DATASET ENTRIES START

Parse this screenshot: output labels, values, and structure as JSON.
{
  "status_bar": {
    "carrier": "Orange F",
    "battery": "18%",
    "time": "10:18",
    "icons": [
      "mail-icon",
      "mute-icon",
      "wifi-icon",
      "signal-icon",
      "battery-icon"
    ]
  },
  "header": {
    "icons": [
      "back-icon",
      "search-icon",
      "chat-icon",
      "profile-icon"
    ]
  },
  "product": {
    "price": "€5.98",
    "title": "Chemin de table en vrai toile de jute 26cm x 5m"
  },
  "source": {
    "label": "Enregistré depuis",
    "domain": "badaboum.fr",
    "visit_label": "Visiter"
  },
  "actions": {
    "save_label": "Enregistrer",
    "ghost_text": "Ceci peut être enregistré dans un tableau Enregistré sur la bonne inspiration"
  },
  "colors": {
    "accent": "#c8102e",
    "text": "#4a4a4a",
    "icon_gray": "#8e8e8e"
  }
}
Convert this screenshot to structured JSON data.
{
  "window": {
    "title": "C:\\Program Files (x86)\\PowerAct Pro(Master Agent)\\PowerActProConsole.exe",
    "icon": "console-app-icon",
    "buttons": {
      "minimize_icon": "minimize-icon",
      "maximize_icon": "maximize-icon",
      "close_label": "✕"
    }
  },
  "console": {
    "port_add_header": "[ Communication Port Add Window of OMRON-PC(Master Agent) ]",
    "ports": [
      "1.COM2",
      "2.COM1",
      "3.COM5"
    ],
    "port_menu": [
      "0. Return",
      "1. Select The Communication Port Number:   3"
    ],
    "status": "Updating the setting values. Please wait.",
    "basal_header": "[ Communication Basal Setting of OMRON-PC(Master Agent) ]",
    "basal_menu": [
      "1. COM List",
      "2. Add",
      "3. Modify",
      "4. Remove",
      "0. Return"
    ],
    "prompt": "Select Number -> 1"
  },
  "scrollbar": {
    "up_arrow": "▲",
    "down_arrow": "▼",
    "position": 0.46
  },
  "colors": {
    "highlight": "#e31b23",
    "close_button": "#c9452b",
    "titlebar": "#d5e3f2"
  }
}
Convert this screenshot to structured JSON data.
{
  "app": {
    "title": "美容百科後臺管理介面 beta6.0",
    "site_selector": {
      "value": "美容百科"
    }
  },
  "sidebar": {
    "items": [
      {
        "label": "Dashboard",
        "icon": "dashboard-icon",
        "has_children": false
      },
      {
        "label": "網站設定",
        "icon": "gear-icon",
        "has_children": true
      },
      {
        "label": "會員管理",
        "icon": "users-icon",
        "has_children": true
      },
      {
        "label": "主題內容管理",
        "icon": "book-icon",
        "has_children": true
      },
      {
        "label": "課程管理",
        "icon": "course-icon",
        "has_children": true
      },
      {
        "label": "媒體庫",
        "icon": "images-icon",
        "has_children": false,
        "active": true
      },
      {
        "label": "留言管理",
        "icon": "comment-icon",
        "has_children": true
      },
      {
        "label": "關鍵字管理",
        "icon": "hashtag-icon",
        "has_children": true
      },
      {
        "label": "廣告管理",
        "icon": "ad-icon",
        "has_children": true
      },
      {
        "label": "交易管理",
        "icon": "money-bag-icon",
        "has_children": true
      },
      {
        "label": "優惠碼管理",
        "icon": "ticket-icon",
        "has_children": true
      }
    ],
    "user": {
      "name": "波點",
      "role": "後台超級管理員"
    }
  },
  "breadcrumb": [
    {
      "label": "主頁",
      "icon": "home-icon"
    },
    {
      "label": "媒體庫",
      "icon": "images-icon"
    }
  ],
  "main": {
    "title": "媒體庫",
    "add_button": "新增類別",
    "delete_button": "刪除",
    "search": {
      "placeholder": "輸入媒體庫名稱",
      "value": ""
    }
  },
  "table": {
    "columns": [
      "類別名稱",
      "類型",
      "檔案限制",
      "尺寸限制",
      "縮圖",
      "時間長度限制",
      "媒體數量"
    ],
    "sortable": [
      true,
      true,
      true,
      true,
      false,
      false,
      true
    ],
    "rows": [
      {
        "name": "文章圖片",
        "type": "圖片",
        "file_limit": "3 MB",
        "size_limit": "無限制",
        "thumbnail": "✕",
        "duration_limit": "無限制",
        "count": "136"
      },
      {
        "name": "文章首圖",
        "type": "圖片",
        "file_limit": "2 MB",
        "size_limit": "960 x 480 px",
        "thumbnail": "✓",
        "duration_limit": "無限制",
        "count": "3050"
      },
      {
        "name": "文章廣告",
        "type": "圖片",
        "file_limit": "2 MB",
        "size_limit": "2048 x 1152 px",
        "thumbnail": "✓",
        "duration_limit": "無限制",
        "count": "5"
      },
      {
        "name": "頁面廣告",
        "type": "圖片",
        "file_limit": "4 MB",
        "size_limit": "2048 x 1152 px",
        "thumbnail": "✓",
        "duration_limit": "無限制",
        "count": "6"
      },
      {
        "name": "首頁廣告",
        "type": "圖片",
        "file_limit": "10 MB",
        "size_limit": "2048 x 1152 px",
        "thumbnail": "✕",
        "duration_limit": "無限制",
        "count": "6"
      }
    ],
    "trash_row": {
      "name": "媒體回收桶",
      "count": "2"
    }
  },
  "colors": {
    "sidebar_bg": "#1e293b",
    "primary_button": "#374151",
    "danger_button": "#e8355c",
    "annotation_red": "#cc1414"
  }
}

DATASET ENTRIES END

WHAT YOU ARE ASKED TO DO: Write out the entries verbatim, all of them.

WRITTEN ANSWER:
Parse this screenshot: output labels, values, and structure as JSON.
{
  "status_bar": {
    "carrier": "Orange F",
    "battery": "18%",
    "time": "10:18",
    "icons": [
      "mail-icon",
      "mute-icon",
      "wifi-icon",
      "signal-icon",
      "battery-icon"
    ]
  },
  "header": {
    "icons": [
      "back-icon",
      "search-icon",
      "chat-icon",
      "profile-icon"
    ]
  },
  "product": {
    "price": "€5.98",
    "title": "Chemin de table en vrai toile de jute 26cm x 5m"
  },
  "source": {
    "label": "Enregistré depuis",
    "domain": "badaboum.fr",
    "visit_label": "Visiter"
  },
  "actions": {
    "save_label": "Enregistrer",
    "ghost_text": "Ceci peut être enregistré dans un tableau Enregistré sur la bonne inspiration"
  },
  "colors": {
    "accent": "#c8102e",
    "text": "#4a4a4a",
    "icon_gray": "#8e8e8e"
  }
}
Convert this screenshot to structured JSON data.
{
  "window": {
    "title": "C:\\Program Files (x86)\\PowerAct Pro(Master Agent)\\PowerActProConsole.exe",
    "icon": "console-app-icon",
    "buttons": {
      "minimize_icon": "minimize-icon",
      "maximize_icon": "maximize-icon",
      "close_label": "✕"
    }
  },
  "console": {
    "port_add_header": "[ Communication Port Add Window of OMRON-PC(Master Agent) ]",
    "ports": [
      "1.COM2",
      "2.COM1",
      "3.COM5"
    ],
    "port_menu": [
      "0. Return",
      "1. Select The Communication Port Number:   3"
    ],
    "status": "Updating the setting values. Please wait.",
    "basal_header": "[ Communication Basal Setting of OMRON-PC(Master Agent) ]",
    "basal_menu": [
      "1. COM List",
      "2. Add",
      "3. Modify",
      "4. Remove",
      "0. Return"
    ],
    "prompt": "Select Number -> 1"
  },
  "scrollbar": {
    "up_arrow": "▲",
    "down_arrow": "▼",
    "position": 0.46
  },
  "colors": {
    "highlight": "#e31b23",
    "close_button": "#c9452b",
    "titlebar": "#d5e3f2"
  }
}
Convert this screenshot to structured JSON data.
{
  "app": {
    "title": "美容百科後臺管理介面 beta6.0",
    "site_selector": {
      "value": "美容百科"
    }
  },
  "sidebar": {
    "items": [
      {
        "label": "Dashboard",
        "icon": "dashboard-icon",
        "has_children": false
      },
      {
        "label": "網站設定",
        "icon": "gear-icon",
        "has_children": true
      },
      {
        "label": "會員管理",
        "icon": "users-icon",
        "has_children": true
      },
      {
        "label": "主題內容管理",
        "icon": "book-icon",
        "has_children": true
      },
      {
        "label": "課程管理",
        "icon": "course-icon",
        "has_children": true
      },
      {
        "label": "媒體庫",
        "icon": "images-icon",
        "has_children": false,
        "active": true
      },
      {
        "label": "留言管理",
        "icon": "comment-icon",
        "has_children": true
      },
      {
        "label": "關鍵字管理",
        "icon": "hashtag-icon",
        "has_children": true
      },
      {
        "label": "廣告管理",
        "icon": "ad-icon",
        "has_children": true
      },
      {
        "label": "交易管理",
        "icon": "money-bag-icon",
        "has_children": true
      },
      {
        "label": "優惠碼管理",
        "icon": "ticket-icon",
        "has_children": true
      }
    ],
    "user": {
      "name": "波點",
      "role": "後台超級管理員"
    }
  },
  "breadcrumb": [
    {
      "label": "主頁",
      "icon": "home-icon"
    },
    {
      "label": "媒體庫",
      "icon": "images-icon"
    }
  ],
  "main": {
    "title": "媒體庫",
    "add_button": "新增類別",
    "delete_button": "刪除",
    "search": {
      "placeholder": "輸入媒體庫名稱",
      "value": ""
    }
  },
  "table": {
    "columns": [
      "類別名稱",
      "類型",
      "檔案限制",
      "尺寸限制",
      "縮圖",
      "時間長度限制",
      "媒體數量"
    ],
    "sortable": [
      true,
      true,
      true,
      true,
      false,
      false,
      true
    ],
    "rows": [
      {
        "name": "文章圖片",
        "type": "圖片",
        "file_limit": "3 MB",
        "size_limit": "無限制",
        "thumbnail": "✕",
        "duration_limit": "無限制",
        "count": "136"
      },
      {
        "name": "文章首圖",
        "type": "圖片",
        "file_limit": "2 MB",
        "size_limit": "960 x 480 px",
        "thumbnail": "✓",
        "duration_limit": "無限制",
        "count": "3050"
      },
      {
        "name": "文章廣告",
        "type": "圖片",
        "file_limit": "2 MB",
        "size_limit": "2048 x 1152 px",
        "thumbnail": "✓",
        "duration_limit": "無限制",
        "count": "5"
      },
      {
        "name": "頁面廣告",
        "type": "圖片",
        "file_limit": "4 MB",
        "size_limit": "2048 x 1152 px",
        "thumbnail": "✓",
        "duration_limit": "無限制",
        "count": "6"
      },
      {
        "name": "首頁廣告",
        "type": "圖片",
        "file_limit": "10 MB",
        "size_limit": "2048 x 1152 px",
        "thumbnail": "✕",
        "duration_limit": "無限制",
        "count": "6"
      }
    ],
    "trash_row": {
      "name": "媒體回收桶",
      "count": "2"
    }
  },
  "colors": {
    "sidebar_bg": "#1e293b",
    "primary_button": "#374151",
    "danger_button": "#e8355c",
    "annotation_red": "#cc1414"
  }
}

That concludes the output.